- [WHAT THIS TASK INVOLVES] The answer must repeat every record exactly, with all pictures omitted.

App and web page records
##########

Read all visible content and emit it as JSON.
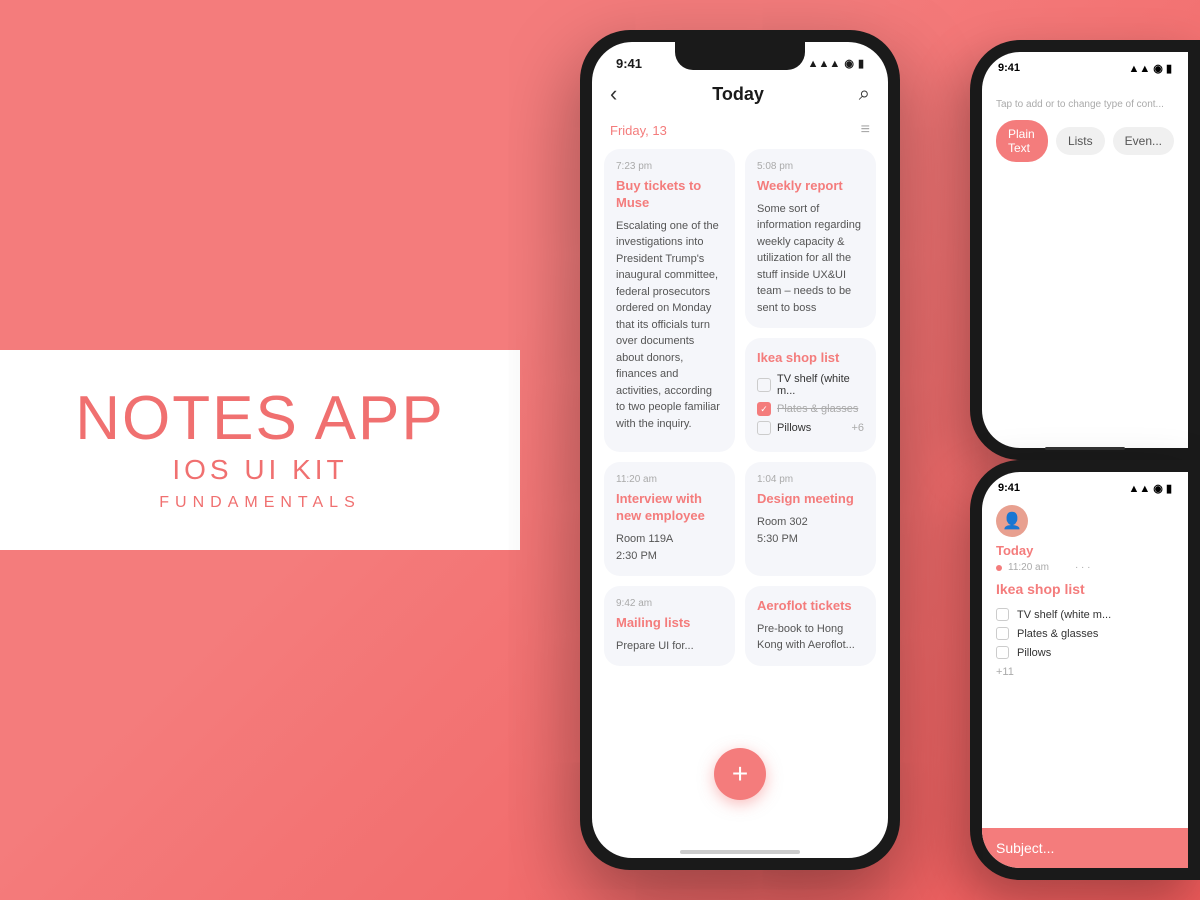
{
  "app": {
    "title": "NOTES APP",
    "subtitle": "IOS UI KIT",
    "sub2": "FUNDAMENTALS"
  },
  "main_phone": {
    "status_time": "9:41",
    "nav_title": "Today",
    "date_label": "Friday, 13",
    "notes": [
      {
        "id": "note1",
        "time": "7:23 pm",
        "title": "Buy tickets to Muse",
        "text": "Escalating one of the investigations into President Trump's inaugural committee, federal prosecutors ordered on Monday that its officials turn over documents about donors, finances and activities, according to two people familiar with the inquiry.",
        "col": "left"
      },
      {
        "id": "note2",
        "time": "5:08 pm",
        "title": "Weekly report",
        "text": "Some sort of information regarding weekly capacity & utilization for all the stuff inside UX&UI team – needs to be sent to boss",
        "col": "right"
      },
      {
        "id": "note3",
        "title": "Ikea shop list",
        "time": "",
        "type": "checklist",
        "items": [
          {
            "text": "TV shelf (white m...",
            "checked": false
          },
          {
            "text": "Plates & glasses",
            "checked": true
          },
          {
            "text": "Pillows",
            "checked": false
          }
        ],
        "extra_count": "+6",
        "col": "right"
      },
      {
        "id": "note4",
        "time": "11:20 am",
        "title": "Interview with new employee",
        "text": "Room 119A\n2:30 PM",
        "col": "left"
      },
      {
        "id": "note5",
        "time": "1:04 pm",
        "title": "Design meeting",
        "text": "Room 302\n5:30 PM",
        "col": "right"
      },
      {
        "id": "note6",
        "time": "9:42 am",
        "title": "Mailing lists",
        "text": "Prepare UI for...",
        "col": "left"
      },
      {
        "id": "note7",
        "time": "",
        "title": "Aeroflot tickets",
        "text": "Pre-book to Hong Kong with Aeroflot...",
        "col": "right"
      }
    ]
  },
  "right_top_phone": {
    "status_time": "9:41",
    "hint": "Tap to add or to change type of cont...",
    "buttons": [
      "Plain Text",
      "Lists",
      "Even..."
    ],
    "active_button": "Plain Text"
  },
  "right_bottom_phone": {
    "status_time": "9:41",
    "today_label": "Today",
    "time": "11:20 am",
    "card_title": "Ikea shop list",
    "items": [
      {
        "text": "TV shelf (white m...",
        "checked": false
      },
      {
        "text": "Plates & glasses",
        "checked": false
      },
      {
        "text": "Pillows",
        "checked": false
      }
    ],
    "extra_count": "+11",
    "subject_placeholder": "Subject..."
  },
  "icons": {
    "back": "‹",
    "search": "○",
    "filter": "≡",
    "plus": "+",
    "signal": "▲▲▲",
    "wifi": "◉",
    "battery": "▮"
  }
}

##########

- [ANSWER TO THIS TASK]
Read all visible content and emit it as JSON.
{
  "app": {
    "title": "NOTES APP",
    "subtitle": "IOS UI KIT",
    "sub2": "FUNDAMENTALS"
  },
  "main_phone": {
    "status_time": "9:41",
    "nav_title": "Today",
    "date_label": "Friday, 13",
    "notes": [
      {
        "id": "note1",
        "time": "7:23 pm",
        "title": "Buy tickets to Muse",
        "text": "Escalating one of the investigations into President Trump's inaugural committee, federal prosecutors ordered on Monday that its officials turn over documents about donors, finances and activities, according to two people familiar with the inquiry.",
        "col": "left"
      },
      {
        "id": "note2",
        "time": "5:08 pm",
        "title": "Weekly report",
        "text": "Some sort of information regarding weekly capacity & utilization for all the stuff inside UX&UI team – needs to be sent to boss",
        "col": "right"
      },
      {
        "id": "note3",
        "title": "Ikea shop list",
        "time": "",
        "type": "checklist",
        "items": [
          {
            "text": "TV shelf (white m...",
            "checked": false
          },
          {
            "text": "Plates & glasses",
            "checked": true
          },
          {
            "text": "Pillows",
            "checked": false
          }
        ],
        "extra_count": "+6",
        "col": "right"
      },
      {
        "id": "note4",
        "time": "11:20 am",
        "title": "Interview with new employee",
        "text": "Room 119A\n2:30 PM",
        "col": "left"
      },
      {
        "id": "note5",
        "time": "1:04 pm",
        "title": "Design meeting",
        "text": "Room 302\n5:30 PM",
        "col": "right"
      },
      {
        "id": "note6",
        "time": "9:42 am",
        "title": "Mailing lists",
        "text": "Prepare UI for...",
        "col": "left"
      },
      {
        "id": "note7",
        "time": "",
        "title": "Aeroflot tickets",
        "text": "Pre-book to Hong Kong with Aeroflot...",
        "col": "right"
      }
    ]
  },
  "right_top_phone": {
    "status_time": "9:41",
    "hint": "Tap to add or to change type of cont...",
    "buttons": [
      "Plain Text",
      "Lists",
      "Even..."
    ],
    "active_button": "Plain Text"
  },
  "right_bottom_phone": {
    "status_time": "9:41",
    "today_label": "Today",
    "time": "11:20 am",
    "card_title": "Ikea shop list",
    "items": [
      {
        "text": "TV shelf (white m...",
        "checked": false
      },
      {
        "text": "Plates & glasses",
        "checked": false
      },
      {
        "text": "Pillows",
        "checked": false
      }
    ],
    "extra_count": "+11",
    "subject_placeholder": "Subject..."
  },
  "icons": {
    "back": "‹",
    "search": "○",
    "filter": "≡",
    "plus": "+",
    "signal": "▲▲▲",
    "wifi": "◉",
    "battery": "▮"
  }
}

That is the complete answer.